Items from a dataset:
------

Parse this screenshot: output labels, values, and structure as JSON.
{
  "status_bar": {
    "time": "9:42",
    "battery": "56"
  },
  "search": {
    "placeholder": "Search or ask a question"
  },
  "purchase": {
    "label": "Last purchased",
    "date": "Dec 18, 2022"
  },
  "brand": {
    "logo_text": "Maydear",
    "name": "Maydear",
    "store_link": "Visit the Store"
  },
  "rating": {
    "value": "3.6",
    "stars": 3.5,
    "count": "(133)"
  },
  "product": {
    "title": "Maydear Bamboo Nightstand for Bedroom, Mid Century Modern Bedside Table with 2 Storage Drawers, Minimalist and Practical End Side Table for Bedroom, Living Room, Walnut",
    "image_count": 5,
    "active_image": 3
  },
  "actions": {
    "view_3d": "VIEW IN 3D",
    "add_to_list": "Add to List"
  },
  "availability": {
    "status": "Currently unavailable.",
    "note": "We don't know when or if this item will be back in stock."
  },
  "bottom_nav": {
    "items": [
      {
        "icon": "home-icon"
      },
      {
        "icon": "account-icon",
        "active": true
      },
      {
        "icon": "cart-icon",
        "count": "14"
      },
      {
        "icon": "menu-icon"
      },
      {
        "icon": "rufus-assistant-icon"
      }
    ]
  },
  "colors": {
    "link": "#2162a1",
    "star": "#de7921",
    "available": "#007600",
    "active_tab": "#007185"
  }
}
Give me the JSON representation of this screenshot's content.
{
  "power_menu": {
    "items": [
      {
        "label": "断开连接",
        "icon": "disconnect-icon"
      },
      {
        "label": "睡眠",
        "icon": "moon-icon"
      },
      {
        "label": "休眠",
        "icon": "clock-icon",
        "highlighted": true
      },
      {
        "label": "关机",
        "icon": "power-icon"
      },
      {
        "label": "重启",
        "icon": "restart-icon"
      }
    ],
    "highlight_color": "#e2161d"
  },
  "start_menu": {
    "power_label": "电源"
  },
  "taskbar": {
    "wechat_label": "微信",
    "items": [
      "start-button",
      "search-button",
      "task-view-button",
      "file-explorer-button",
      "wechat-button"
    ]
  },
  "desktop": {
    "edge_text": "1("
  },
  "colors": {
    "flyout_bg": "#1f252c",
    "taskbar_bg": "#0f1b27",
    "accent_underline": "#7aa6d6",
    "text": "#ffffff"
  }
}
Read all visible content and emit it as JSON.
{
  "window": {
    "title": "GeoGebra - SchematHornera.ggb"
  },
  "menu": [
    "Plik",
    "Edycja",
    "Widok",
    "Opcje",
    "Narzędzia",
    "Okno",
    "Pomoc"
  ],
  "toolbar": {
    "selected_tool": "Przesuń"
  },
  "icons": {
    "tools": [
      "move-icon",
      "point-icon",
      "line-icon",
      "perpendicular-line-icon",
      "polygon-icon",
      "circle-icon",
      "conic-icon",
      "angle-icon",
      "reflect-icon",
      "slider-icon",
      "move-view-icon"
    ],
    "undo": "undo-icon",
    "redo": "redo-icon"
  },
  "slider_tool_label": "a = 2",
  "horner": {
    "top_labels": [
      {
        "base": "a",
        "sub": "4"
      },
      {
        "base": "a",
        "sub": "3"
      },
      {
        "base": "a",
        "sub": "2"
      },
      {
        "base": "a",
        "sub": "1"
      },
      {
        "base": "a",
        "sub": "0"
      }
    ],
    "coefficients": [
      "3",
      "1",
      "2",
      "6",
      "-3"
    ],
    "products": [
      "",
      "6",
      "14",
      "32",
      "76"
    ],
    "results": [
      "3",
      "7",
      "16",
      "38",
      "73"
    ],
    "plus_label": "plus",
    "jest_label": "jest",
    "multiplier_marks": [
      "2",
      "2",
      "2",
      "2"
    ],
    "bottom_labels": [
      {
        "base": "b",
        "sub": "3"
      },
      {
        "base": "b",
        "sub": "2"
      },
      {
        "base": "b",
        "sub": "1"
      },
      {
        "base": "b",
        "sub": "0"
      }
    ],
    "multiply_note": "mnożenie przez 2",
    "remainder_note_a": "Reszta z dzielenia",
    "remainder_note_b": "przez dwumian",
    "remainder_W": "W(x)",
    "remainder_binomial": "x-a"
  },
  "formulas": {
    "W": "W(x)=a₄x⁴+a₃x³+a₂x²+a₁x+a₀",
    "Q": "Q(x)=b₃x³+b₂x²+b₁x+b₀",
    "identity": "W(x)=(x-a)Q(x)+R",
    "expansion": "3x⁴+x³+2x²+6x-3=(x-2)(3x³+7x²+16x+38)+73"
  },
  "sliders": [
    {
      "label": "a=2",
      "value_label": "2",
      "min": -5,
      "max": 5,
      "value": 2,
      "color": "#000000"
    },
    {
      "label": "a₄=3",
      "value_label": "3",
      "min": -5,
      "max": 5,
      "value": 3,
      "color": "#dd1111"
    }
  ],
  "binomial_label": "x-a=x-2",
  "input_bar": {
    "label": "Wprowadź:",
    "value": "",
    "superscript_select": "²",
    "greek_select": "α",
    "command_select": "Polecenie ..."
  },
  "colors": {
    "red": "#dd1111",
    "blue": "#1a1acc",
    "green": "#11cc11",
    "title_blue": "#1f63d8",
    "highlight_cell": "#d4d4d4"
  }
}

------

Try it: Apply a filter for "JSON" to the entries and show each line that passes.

Answer below:
Parse this screenshot: output labels, values, and structure as JSON.
Give me the JSON representation of this screenshot's content.
Read all visible content and emit it as JSON.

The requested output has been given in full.